The shareholders of an embattled bank are braced for their lowest dividend payment to date, with a forecast that the payment per share will sink to as low as four cents, less than half of what was predicted.
Ahead of its full year 2018 financial results – due to be published on 14 February – AMP expects to report an underlying profit of “around $680m” and profit attributable to shareholders of “approximately $30m”.
Regarding shareholders, in a statement, AMP said, “Recognising the 2H 18 performance of the business, the related capital impacts and the uncertainties in the operating environment, the board anticipates declaring a final dividend of 4 cents per share.”
AMP’s 2018 interim dividend stood at $0.10 per share (50% franked), compared to a final dividend of 14.5 cents in 2017 (90% franked) and 14 cents in 2016 (90% franked). In 2007, the final value reached 24 cents (84% franked).
Payment of the 2018 full year dividend is due on 28 March.
The news is the latest in a series of blows to AMP shareholders.

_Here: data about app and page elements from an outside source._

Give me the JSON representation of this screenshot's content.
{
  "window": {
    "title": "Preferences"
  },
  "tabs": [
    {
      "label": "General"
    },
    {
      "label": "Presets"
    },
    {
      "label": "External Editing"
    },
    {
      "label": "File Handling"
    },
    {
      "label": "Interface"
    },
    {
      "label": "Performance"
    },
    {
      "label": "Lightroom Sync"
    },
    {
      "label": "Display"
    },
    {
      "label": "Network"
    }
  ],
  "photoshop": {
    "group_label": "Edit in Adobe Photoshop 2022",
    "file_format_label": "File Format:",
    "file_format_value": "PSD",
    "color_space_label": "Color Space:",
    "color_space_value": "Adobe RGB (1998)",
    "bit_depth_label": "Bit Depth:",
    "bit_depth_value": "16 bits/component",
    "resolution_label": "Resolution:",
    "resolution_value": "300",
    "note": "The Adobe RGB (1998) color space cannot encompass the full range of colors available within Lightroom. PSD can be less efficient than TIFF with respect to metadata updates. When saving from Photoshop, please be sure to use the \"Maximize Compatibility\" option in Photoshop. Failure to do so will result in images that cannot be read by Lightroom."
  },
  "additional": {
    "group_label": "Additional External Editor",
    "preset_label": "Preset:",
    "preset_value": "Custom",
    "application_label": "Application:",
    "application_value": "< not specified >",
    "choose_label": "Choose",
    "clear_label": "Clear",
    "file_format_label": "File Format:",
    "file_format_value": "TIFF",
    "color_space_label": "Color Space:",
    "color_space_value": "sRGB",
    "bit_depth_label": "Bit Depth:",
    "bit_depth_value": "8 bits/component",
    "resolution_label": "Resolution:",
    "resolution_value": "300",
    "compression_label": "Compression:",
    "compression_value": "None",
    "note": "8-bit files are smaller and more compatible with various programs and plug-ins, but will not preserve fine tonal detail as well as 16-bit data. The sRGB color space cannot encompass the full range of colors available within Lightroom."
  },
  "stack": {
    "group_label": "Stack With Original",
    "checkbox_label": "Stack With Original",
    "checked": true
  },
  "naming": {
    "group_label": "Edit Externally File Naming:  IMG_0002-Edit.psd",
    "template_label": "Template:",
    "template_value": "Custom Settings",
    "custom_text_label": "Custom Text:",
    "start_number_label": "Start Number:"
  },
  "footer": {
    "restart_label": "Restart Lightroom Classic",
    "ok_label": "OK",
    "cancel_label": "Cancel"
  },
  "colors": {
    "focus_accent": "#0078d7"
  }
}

Last year, they staged the largest known “first strike” ever recorded by a top 50 Australian company when, during AMP’s annual meeting, 61.5% of investors voted against the firm’s executive pay structure.

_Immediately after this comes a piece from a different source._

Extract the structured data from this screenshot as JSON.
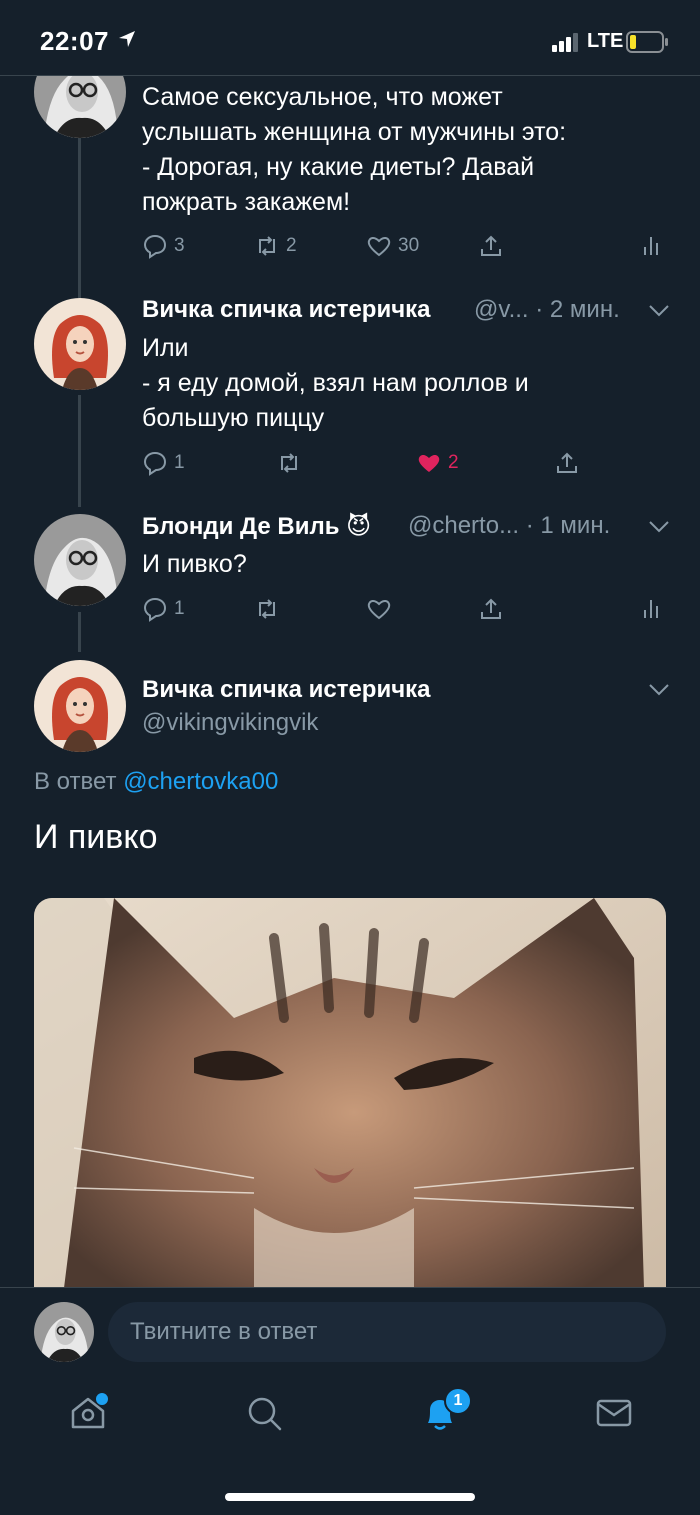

In 2018, AMP was hit with five shareholder class actions, brought by Slater & Gordon, Quinn Emanuel Urquhart & Sullivan, Phi Finney McDonald, and Shine Lawyers.

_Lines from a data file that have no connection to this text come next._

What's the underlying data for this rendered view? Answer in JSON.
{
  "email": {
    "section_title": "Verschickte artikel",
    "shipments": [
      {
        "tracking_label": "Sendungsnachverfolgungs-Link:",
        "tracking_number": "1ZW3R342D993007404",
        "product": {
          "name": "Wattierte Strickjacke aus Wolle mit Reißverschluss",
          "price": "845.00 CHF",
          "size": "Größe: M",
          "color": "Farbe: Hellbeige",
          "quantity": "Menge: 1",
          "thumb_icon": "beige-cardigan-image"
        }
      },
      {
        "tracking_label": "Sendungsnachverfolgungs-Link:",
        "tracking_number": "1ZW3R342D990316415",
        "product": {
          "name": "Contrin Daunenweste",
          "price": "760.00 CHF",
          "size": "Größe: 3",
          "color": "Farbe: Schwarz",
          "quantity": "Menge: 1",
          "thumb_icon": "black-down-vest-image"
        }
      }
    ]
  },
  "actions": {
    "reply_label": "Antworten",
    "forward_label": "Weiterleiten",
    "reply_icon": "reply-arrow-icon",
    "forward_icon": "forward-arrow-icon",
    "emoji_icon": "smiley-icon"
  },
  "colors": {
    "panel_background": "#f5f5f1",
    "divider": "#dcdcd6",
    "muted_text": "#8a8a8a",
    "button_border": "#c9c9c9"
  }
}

In a statement AMP said its total business unit operating earnings for the second half of 2018 are expected to be approximately $220m, comprising around $325m from the retained businesses, Australian wealth management, AMP Capital, AMP Bank and New Zealand wealth management and advice.
A net operating loss of around $105m from the businesses is subject to a sale agreement with Resolution Life.
The firm’s 2019 AGM is scheduled for Thursday 2 May.